Abdominal Radiography

In half of cases, the diagnosis of intussusception can be suspected on plain flat and upright abdominal radiographs (Fig. 38-3). Suggestive radiographic abnormalities include an abdominal mass, abnormal distribution of gas and fecal contents, sparse large bowel gas, and air-fluid levels in the presence of bowel obstruction. However, plain films have limited value in confirming the diagnosis and are not used as the sole diagnostic test. They are best utilized as a screening tool when one of the abnormal findings listed above is found.19


The use of abdominal ultrasound (US) for the evaluation of intussusception was first described in 1977.20 Since then, most institutions have adopted it as a screening tool because of the lack of radiation exposure, ability to identify pathologic lead points, and decreased cost.21,22 The characteristic finding on ultrasound has been referred to as a ‘target’ or ‘doughnut’ lesion (Fig. 38-4), which consists of alternating rings of low and high echogenicity representing the bowel wall and mesenteric fat within the intussusceptum in a transverse plane. The ‘pseudokidney’ sign is seen on longitudinal section (Fig. 38-5). This pattern is secondary to the edematous walls of the intussusceptum within the intussuscipiens. Ultrasonography can also guide the therapeutic reduction of an intussusception.21 Equivocal findings using this modality should mandate a conventional contrast or air enema.23

Computed Tomography and Magnetic Resonance Imaging

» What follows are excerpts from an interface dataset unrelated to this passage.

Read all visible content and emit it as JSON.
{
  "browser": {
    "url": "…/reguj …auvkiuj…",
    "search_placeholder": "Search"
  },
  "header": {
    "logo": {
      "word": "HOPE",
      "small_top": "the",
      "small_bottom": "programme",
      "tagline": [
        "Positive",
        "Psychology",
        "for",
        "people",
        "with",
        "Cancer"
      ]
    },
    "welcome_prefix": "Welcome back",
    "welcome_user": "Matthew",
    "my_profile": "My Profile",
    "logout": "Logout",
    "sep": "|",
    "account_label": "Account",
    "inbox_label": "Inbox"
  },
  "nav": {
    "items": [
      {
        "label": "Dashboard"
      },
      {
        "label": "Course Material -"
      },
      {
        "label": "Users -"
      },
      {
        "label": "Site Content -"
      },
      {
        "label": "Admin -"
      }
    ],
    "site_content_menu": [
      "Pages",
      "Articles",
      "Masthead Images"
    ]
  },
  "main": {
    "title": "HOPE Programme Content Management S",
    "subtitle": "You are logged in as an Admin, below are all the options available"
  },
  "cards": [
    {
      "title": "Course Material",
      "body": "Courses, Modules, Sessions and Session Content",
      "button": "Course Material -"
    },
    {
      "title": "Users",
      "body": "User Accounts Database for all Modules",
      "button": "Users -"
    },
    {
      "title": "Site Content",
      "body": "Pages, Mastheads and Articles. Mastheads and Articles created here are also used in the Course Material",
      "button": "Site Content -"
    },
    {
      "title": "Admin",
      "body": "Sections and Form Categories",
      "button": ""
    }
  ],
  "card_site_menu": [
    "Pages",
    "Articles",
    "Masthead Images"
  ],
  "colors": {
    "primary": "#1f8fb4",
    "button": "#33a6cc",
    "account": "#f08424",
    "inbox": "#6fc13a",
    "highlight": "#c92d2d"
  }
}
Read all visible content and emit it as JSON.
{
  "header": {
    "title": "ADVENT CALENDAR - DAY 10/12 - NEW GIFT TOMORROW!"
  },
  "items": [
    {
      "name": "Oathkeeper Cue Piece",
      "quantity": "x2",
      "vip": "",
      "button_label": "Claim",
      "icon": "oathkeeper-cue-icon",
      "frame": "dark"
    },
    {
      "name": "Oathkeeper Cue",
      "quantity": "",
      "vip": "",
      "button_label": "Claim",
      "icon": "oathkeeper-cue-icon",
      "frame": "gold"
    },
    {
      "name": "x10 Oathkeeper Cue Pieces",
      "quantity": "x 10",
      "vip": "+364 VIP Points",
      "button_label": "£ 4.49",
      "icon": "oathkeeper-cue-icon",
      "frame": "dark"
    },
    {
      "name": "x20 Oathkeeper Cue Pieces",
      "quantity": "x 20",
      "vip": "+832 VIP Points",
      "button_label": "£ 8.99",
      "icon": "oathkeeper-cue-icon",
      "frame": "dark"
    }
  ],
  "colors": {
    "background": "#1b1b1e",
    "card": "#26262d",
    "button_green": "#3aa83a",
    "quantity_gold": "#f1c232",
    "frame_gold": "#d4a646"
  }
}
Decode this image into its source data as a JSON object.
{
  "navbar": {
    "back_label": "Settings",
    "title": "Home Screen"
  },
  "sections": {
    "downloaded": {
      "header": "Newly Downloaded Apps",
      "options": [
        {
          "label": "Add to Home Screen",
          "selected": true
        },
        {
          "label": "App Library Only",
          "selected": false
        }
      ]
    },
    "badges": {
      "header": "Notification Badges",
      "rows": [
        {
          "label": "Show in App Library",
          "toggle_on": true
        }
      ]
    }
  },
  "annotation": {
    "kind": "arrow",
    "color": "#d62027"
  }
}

Neither computed tomography (CT)24 nor magnetic resonance imaging (MRI) are routinely used in the evaluation of a patient with intussusception, although either may confirm this diagnosis and/or pathologic causes for intussusception, such as a malignancy (i.e., lymphoma). The characteristic CT finding is a ‘target’ or ‘doughnut’ sign (Fig. 38-6). Transient small bowel intussusceptions that are discovered on CT or MRI are usually not clinically significant.21 Radiographic or operative treatment should be based on clinical findings in symptomatic patients.25 Laparoscopy is an excellent means to evaluate these patients if surgical intervention is needed.